• _Required action_:
All the data below needs to be retyped exactly as shown.

• _Entries shown_:
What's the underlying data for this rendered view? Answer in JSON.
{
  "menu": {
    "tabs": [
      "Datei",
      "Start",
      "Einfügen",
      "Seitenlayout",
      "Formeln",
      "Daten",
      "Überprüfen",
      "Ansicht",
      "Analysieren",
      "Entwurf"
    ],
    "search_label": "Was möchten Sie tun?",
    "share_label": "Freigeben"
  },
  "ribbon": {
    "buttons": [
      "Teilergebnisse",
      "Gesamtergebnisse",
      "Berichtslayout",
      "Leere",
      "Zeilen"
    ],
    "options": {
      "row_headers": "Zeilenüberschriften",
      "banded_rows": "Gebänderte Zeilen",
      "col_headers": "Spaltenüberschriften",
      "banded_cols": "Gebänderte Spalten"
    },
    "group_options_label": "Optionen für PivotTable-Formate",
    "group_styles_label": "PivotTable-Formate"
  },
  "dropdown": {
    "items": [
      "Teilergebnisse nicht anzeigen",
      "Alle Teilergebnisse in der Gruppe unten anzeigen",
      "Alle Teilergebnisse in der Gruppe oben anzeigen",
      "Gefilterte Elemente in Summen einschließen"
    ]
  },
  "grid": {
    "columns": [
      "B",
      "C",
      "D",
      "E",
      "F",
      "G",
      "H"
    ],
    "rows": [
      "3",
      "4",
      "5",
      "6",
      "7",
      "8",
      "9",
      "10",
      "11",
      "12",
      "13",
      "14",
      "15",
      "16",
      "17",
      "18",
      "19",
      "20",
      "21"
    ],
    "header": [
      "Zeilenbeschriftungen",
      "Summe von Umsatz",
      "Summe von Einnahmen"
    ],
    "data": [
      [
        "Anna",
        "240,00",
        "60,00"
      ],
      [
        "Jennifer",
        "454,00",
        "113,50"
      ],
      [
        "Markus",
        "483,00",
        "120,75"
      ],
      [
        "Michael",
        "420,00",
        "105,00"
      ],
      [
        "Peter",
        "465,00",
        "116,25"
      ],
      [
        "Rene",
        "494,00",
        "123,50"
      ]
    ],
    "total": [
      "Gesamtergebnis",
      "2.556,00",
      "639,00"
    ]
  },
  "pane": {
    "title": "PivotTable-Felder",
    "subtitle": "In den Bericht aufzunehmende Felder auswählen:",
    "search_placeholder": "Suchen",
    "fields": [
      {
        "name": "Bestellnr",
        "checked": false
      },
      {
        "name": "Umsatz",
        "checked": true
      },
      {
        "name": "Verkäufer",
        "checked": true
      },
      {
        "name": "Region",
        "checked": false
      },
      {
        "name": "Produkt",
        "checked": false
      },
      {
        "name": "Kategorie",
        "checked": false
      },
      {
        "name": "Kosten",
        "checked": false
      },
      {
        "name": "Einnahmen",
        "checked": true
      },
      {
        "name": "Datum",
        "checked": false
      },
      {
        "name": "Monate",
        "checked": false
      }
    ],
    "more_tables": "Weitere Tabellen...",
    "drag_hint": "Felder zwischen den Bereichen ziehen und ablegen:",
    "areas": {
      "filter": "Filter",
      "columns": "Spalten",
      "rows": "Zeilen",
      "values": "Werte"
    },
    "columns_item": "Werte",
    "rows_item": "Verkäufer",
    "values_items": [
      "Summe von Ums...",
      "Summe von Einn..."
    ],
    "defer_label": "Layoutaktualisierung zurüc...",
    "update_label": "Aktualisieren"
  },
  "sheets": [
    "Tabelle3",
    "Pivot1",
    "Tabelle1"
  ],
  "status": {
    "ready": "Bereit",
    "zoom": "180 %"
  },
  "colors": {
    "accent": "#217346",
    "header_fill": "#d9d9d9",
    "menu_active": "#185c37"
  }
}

• _Solved problem_:
What's the underlying data for this rendered view? Answer in JSON.
{
  "menu": {
    "tabs": [
      "Datei",
      "Start",
      "Einfügen",
      "Seitenlayout",
      "Formeln",
      "Daten",
      "Überprüfen",
      "Ansicht",
      "Analysieren",
      "Entwurf"
    ],
    "search_label": "Was möchten Sie tun?",
    "share_label": "Freigeben"
  },
  "ribbon": {
    "buttons": [
      "Teilergebnisse",
      "Gesamtergebnisse",
      "Berichtslayout",
      "Leere",
      "Zeilen"
    ],
    "options": {
      "row_headers": "Zeilenüberschriften",
      "banded_rows": "Gebänderte Zeilen",
      "col_headers": "Spaltenüberschriften",
      "banded_cols": "Gebänderte Spalten"
    },
    "group_options_label": "Optionen für PivotTable-Formate",
    "group_styles_label": "PivotTable-Formate"
  },
  "dropdown": {
    "items": [
      "Teilergebnisse nicht anzeigen",
      "Alle Teilergebnisse in der Gruppe unten anzeigen",
      "Alle Teilergebnisse in der Gruppe oben anzeigen",
      "Gefilterte Elemente in Summen einschließen"
    ]
  },
  "grid": {
    "columns": [
      "B",
      "C",
      "D",
      "E",
      "F",
      "G",
      "H"
    ],
    "rows": [
      "3",
      "4",
      "5",
      "6",
      "7",
      "8",
      "9",
      "10",
      "11",
      "12",
      "13",
      "14",
      "15",
      "16",
      "17",
      "18",
      "19",
      "20",
      "21"
    ],
    "header": [
      "Zeilenbeschriftungen",
      "Summe von Umsatz",
      "Summe von Einnahmen"
    ],
    "data": [
      [
        "Anna",
        "240,00",
        "60,00"
      ],
      [
        "Jennifer",
        "454,00",
        "113,50"
      ],
      [
        "Markus",
        "483,00",
        "120,75"
      ],
      [
        "Michael",
        "420,00",
        "105,00"
      ],
      [
        "Peter",
        "465,00",
        "116,25"
      ],
      [
        "Rene",
        "494,00",
        "123,50"
      ]
    ],
    "total": [
      "Gesamtergebnis",
      "2.556,00",
      "639,00"
    ]
  },
  "pane": {
    "title": "PivotTable-Felder",
    "subtitle": "In den Bericht aufzunehmende Felder auswählen:",
    "search_placeholder": "Suchen",
    "fields": [
      {
        "name": "Bestellnr",
        "checked": false
      },
      {
        "name": "Umsatz",
        "checked": true
      },
      {
        "name": "Verkäufer",
        "checked": true
      },
      {
        "name": "Region",
        "checked": false
      },
      {
        "name": "Produkt",
        "checked": false
      },
      {
        "name": "Kategorie",
        "checked": false
      },
      {
        "name": "Kosten",
        "checked": false
      },
      {
        "name": "Einnahmen",
        "checked": true
      },
      {
        "name": "Datum",
        "checked": false
      },
      {
        "name": "Monate",
        "checked": false
      }
    ],
    "more_tables": "Weitere Tabellen...",
    "drag_hint": "Felder zwischen den Bereichen ziehen und ablegen:",
    "areas": {
      "filter": "Filter",
      "columns": "Spalten",
      "rows": "Zeilen",
      "values": "Werte"
    },
    "columns_item": "Werte",
    "rows_item": "Verkäufer",
    "values_items": [
      "Summe von Ums...",
      "Summe von Einn..."
    ],
    "defer_label": "Layoutaktualisierung zurüc...",
    "update_label": "Aktualisieren"
  },
  "sheets": [
    "Tabelle3",
    "Pivot1",
    "Tabelle1"
  ],
  "status": {
    "ready": "Bereit",
    "zoom": "180 %"
  },
  "colors": {
    "accent": "#217346",
    "header_fill": "#d9d9d9",
    "menu_active": "#185c37"
  }
}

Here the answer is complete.